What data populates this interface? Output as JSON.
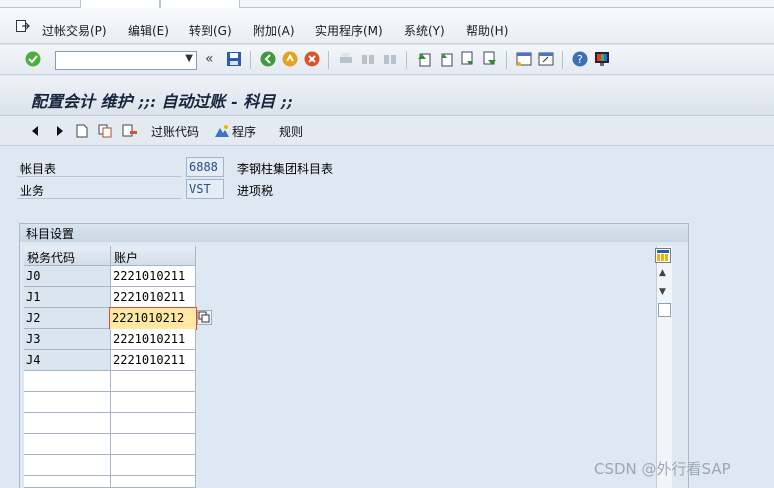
{
  "menu": {
    "items": [
      {
        "label": "过帐交易(P)"
      },
      {
        "label": "编辑(E)"
      },
      {
        "label": "转到(G)"
      },
      {
        "label": "附加(A)"
      },
      {
        "label": "实用程序(M)"
      },
      {
        "label": "系统(Y)"
      },
      {
        "label": "帮助(H)"
      }
    ]
  },
  "toolbar": {
    "command_value": "",
    "double_arrow": "«"
  },
  "title": "配置会计 维护 ;;: 自动过账 - 科目 ;;",
  "app_toolbar": {
    "posting_code_label": "过账代码",
    "program_label": "程序",
    "rules_label": "规则"
  },
  "fields": {
    "chart_of_accounts": {
      "label": "帐目表",
      "value": "6888",
      "description": "李钢柱集团科目表"
    },
    "transaction": {
      "label": "业务",
      "value": "VST",
      "description": "进项税"
    }
  },
  "group": {
    "title": "科目设置",
    "columns": [
      "税务代码",
      "账户"
    ],
    "rows": [
      {
        "tax_code": "J0",
        "account": "2221010211"
      },
      {
        "tax_code": "J1",
        "account": "2221010211"
      },
      {
        "tax_code": "J2",
        "account": "2221010212"
      },
      {
        "tax_code": "J3",
        "account": "2221010211"
      },
      {
        "tax_code": "J4",
        "account": "2221010211"
      }
    ]
  },
  "watermark": "CSDN @外行看SAP",
  "colors": {
    "accent": "#2a4d85",
    "highlight": "#ffe8a3",
    "error_border": "#d94a3a"
  }
}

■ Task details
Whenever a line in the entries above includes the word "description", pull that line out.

■ Reply to the exercise
      "description": "李钢柱集团科目表"
      "description": "进项税"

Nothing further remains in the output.